• [What needs to be done] Report each line from the data below that holds the word "this".

Data shown: Begin

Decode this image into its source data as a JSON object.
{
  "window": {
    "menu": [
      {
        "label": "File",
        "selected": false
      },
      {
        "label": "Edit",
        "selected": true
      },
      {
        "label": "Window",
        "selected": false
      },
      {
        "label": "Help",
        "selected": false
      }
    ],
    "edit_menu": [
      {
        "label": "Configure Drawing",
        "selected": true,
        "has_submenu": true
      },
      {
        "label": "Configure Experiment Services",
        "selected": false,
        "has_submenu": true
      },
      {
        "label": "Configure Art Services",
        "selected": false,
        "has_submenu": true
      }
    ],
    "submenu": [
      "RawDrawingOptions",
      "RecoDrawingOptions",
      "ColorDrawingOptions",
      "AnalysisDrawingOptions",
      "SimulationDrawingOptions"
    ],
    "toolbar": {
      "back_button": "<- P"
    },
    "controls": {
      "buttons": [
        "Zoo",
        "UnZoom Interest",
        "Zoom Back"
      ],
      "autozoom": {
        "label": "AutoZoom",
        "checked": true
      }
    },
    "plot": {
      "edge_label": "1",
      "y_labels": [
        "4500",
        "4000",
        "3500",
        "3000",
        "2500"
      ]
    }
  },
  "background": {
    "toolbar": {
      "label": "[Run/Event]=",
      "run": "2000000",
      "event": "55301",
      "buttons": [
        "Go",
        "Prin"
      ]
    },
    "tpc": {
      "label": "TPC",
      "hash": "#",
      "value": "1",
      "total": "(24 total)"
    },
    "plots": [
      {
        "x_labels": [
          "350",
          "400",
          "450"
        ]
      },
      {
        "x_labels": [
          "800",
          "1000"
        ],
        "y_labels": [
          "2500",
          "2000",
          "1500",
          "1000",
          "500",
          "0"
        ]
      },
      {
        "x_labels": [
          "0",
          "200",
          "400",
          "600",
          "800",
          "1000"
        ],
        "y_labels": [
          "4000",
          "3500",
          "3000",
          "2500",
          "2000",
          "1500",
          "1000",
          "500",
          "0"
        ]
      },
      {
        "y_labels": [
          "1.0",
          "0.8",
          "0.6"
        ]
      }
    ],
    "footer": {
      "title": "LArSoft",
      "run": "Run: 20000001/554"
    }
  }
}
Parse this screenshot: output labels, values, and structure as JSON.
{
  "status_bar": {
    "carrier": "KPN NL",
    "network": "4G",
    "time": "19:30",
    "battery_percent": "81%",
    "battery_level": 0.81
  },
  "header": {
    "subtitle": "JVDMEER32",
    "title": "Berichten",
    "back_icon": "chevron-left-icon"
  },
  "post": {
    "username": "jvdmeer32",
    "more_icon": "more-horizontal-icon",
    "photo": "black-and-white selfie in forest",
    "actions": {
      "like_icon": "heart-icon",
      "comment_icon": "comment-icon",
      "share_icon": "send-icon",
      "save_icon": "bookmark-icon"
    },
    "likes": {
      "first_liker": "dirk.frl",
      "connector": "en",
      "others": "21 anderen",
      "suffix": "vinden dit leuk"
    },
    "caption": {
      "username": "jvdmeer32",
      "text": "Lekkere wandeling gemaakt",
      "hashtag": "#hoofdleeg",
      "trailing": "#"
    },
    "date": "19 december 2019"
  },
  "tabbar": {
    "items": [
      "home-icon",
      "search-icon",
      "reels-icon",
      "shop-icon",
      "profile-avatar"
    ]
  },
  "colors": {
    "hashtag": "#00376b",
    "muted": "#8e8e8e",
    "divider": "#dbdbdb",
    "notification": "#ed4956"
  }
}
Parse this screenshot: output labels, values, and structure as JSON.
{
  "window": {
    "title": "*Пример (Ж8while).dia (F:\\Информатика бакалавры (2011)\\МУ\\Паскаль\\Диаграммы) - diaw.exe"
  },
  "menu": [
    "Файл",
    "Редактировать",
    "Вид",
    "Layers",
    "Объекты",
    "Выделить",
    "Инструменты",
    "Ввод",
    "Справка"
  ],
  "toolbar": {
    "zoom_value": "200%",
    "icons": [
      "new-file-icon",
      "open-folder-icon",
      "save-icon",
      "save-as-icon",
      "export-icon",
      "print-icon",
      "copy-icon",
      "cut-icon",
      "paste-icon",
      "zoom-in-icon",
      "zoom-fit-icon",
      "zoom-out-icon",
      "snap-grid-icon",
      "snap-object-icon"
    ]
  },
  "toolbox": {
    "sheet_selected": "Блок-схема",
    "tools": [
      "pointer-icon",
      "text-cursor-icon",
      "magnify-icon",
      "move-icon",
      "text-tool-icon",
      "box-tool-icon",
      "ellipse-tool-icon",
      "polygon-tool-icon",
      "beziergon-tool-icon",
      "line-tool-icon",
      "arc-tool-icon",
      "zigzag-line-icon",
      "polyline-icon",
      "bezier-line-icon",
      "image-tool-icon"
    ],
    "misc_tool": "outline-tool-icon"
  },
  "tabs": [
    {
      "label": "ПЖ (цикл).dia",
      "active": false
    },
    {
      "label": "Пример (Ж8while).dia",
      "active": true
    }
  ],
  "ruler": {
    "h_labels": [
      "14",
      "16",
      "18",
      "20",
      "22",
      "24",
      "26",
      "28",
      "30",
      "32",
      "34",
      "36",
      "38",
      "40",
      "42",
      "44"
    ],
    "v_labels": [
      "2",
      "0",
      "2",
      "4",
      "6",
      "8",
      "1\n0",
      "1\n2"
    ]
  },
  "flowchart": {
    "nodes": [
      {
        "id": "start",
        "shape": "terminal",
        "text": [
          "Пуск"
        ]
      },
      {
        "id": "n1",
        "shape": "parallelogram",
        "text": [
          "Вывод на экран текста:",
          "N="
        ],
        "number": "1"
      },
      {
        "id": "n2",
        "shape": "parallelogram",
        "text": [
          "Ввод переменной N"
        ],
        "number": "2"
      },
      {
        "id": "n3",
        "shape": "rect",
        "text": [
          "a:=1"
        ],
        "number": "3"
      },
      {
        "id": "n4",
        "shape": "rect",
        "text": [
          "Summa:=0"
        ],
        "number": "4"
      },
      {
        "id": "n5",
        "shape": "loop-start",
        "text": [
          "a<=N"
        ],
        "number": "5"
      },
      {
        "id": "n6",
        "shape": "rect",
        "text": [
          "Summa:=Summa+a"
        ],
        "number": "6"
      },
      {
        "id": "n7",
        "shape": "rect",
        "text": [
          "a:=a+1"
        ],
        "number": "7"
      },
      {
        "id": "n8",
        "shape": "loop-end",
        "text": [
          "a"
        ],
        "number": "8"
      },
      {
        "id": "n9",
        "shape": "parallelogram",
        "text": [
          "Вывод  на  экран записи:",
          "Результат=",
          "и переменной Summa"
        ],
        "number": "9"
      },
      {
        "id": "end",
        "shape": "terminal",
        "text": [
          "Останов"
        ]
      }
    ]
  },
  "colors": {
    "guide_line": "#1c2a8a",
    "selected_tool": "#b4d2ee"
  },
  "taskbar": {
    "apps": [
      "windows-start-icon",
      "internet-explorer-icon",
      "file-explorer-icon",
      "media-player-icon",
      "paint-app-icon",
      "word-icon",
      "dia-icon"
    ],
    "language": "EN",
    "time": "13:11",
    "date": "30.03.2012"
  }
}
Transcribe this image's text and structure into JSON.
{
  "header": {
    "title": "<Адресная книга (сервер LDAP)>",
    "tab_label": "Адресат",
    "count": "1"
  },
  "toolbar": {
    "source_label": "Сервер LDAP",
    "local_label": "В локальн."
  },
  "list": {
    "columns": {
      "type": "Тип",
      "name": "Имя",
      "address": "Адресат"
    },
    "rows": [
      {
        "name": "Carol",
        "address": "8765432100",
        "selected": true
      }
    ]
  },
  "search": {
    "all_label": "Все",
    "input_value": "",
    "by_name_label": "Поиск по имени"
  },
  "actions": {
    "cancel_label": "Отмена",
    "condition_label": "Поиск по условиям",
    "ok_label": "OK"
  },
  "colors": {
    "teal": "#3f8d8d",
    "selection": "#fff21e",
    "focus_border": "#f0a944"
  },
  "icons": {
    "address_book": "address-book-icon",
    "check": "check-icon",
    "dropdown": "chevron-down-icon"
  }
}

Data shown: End

• [Answer to the exercise]
Decode this image into its source data as a JSON object.
Parse this screenshot: output labels, values, and structure as JSON.
Parse this screenshot: output labels, values, and structure as JSON.
Transcribe this image's text and structure into JSON.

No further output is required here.